In the late eighteenth century, the vast, pristine land that lay west of the Mississippi River remained largely unknown to the outside world. The area beckoned to daring frontiersmen who produced the first major industry of the American West--the colorful but challenging, often dangerous fur trade. At the lead was an enterprising French Creole family that founded the city of St. Louis in 1763 and pushed forth to garner furs for world markets.
Stan Hoig provides an intimate look into the lives of four generations of the Chouteau family as they voyaged up the Western rivers to conduct trade, at times taking wives among the native tribes. They provided valuable aid to the Lewis and Clark expedition and assisted government officials in developing Indian treaties. National leaders, tribal heads, and men of frontier fame sought their counsel. In establishing their network of trading posts and opening trade routes throughout the Central Plains and Rocky Mountains, the Chouteaus contributed enormously to the nation's westward movement.
"Stan Hoig has produced an informative biography of the Chouteau family and the crucial role that they played in western expansion."--Kansas History
"(Hoig's) well-written and interesting book...provides a narrative, history and a resource germane to the Louisiana Territory and, subsequently, Louisiana, through the Chouteau family....This work is a treasure chest for researchers."--The Oklahoman
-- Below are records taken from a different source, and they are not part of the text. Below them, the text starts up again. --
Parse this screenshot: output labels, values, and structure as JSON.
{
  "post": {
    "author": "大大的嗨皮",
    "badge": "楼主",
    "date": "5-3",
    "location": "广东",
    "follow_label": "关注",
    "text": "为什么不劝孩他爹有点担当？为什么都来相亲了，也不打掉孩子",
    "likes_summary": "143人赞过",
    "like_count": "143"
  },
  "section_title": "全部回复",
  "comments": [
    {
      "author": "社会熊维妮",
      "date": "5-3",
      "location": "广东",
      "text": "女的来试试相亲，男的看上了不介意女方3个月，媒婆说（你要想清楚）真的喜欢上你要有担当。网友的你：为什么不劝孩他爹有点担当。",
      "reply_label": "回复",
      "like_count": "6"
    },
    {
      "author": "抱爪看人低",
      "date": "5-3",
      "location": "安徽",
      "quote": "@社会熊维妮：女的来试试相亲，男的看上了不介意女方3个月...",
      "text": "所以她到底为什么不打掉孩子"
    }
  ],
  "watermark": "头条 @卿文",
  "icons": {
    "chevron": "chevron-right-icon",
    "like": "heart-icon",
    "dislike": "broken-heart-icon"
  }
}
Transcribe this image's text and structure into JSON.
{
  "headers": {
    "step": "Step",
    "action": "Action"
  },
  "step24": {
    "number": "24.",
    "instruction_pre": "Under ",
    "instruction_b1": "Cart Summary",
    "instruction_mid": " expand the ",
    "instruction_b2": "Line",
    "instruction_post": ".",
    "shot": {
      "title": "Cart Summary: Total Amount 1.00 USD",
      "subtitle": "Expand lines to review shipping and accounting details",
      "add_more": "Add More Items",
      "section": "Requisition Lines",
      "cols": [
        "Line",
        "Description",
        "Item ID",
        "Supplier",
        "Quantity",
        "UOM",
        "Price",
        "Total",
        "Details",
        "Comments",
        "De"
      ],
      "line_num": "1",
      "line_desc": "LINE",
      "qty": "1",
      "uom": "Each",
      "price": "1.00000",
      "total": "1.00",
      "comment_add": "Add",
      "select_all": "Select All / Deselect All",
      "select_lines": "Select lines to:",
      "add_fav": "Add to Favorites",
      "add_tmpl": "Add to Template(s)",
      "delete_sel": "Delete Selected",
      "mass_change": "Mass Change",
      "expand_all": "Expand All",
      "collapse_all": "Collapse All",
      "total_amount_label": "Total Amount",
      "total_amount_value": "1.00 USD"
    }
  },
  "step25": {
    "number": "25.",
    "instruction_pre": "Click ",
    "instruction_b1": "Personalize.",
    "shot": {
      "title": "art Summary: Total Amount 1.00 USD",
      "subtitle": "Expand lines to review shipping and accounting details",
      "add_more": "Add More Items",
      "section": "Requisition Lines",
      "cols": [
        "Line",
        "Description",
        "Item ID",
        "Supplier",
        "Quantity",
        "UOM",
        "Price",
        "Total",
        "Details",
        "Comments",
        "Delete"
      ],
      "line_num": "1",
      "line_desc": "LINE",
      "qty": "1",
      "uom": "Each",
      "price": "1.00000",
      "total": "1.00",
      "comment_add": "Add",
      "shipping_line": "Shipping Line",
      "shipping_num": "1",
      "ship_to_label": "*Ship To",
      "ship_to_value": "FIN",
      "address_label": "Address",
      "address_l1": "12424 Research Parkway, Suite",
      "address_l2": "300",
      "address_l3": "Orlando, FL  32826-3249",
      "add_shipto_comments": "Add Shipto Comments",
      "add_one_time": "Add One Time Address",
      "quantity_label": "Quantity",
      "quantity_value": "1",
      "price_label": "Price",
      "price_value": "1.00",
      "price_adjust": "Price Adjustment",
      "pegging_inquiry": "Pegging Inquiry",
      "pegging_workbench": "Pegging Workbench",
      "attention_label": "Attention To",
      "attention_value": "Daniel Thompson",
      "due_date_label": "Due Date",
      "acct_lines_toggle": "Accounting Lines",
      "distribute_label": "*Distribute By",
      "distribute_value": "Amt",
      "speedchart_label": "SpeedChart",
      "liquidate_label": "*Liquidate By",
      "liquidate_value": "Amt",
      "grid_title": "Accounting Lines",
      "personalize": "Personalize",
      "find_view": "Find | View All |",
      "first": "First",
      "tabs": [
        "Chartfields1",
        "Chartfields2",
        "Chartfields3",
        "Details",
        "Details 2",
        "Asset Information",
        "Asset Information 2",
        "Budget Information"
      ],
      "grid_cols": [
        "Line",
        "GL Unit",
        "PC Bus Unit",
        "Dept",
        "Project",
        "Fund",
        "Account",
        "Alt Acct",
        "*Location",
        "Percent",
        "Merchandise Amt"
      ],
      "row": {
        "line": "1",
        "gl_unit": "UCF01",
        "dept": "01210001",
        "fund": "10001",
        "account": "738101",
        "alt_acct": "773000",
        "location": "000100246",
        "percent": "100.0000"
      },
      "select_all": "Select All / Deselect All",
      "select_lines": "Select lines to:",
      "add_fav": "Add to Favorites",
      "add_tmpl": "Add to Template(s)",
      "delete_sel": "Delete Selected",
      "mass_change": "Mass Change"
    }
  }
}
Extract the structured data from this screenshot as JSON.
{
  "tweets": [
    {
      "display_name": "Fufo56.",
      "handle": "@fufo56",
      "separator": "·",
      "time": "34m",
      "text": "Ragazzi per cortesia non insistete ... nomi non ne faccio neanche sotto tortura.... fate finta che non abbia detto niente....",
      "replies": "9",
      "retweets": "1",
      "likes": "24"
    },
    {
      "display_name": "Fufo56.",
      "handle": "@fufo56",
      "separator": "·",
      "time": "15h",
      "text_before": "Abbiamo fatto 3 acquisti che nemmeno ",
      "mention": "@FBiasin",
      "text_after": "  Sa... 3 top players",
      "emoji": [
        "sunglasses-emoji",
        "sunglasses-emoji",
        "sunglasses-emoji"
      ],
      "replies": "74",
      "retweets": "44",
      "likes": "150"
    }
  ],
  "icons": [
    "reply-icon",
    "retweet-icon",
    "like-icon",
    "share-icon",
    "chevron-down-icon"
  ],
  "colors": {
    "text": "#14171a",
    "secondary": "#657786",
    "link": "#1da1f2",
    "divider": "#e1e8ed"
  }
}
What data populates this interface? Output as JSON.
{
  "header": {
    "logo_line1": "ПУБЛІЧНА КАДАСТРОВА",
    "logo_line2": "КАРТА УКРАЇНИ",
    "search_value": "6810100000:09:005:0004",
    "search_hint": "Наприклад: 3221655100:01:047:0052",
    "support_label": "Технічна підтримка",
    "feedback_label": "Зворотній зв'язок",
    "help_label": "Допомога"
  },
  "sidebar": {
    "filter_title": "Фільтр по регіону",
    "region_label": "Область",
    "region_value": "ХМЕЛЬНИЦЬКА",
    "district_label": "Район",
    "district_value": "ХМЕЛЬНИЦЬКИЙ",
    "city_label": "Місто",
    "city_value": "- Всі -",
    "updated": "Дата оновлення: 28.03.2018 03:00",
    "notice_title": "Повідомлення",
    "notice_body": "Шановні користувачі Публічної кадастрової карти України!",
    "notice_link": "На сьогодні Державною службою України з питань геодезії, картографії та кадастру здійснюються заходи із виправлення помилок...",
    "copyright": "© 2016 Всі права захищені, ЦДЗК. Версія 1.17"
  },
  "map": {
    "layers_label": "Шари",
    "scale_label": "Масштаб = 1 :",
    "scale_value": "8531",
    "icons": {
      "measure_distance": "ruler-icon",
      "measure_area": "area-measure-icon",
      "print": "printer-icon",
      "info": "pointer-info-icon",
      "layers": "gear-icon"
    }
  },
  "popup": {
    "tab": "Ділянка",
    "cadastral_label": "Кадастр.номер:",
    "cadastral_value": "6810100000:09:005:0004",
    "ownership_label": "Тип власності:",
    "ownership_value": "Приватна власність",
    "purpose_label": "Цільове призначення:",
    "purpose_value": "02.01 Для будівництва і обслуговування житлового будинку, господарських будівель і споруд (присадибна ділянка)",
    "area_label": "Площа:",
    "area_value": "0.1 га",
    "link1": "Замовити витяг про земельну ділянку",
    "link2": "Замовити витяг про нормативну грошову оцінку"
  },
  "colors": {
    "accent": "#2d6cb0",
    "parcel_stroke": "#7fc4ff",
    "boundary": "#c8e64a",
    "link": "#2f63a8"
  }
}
"...Hoig has opened the door to an entrepôt of an American dynasty filled with possibilities for future investigation."--Montana the Magazine of Western History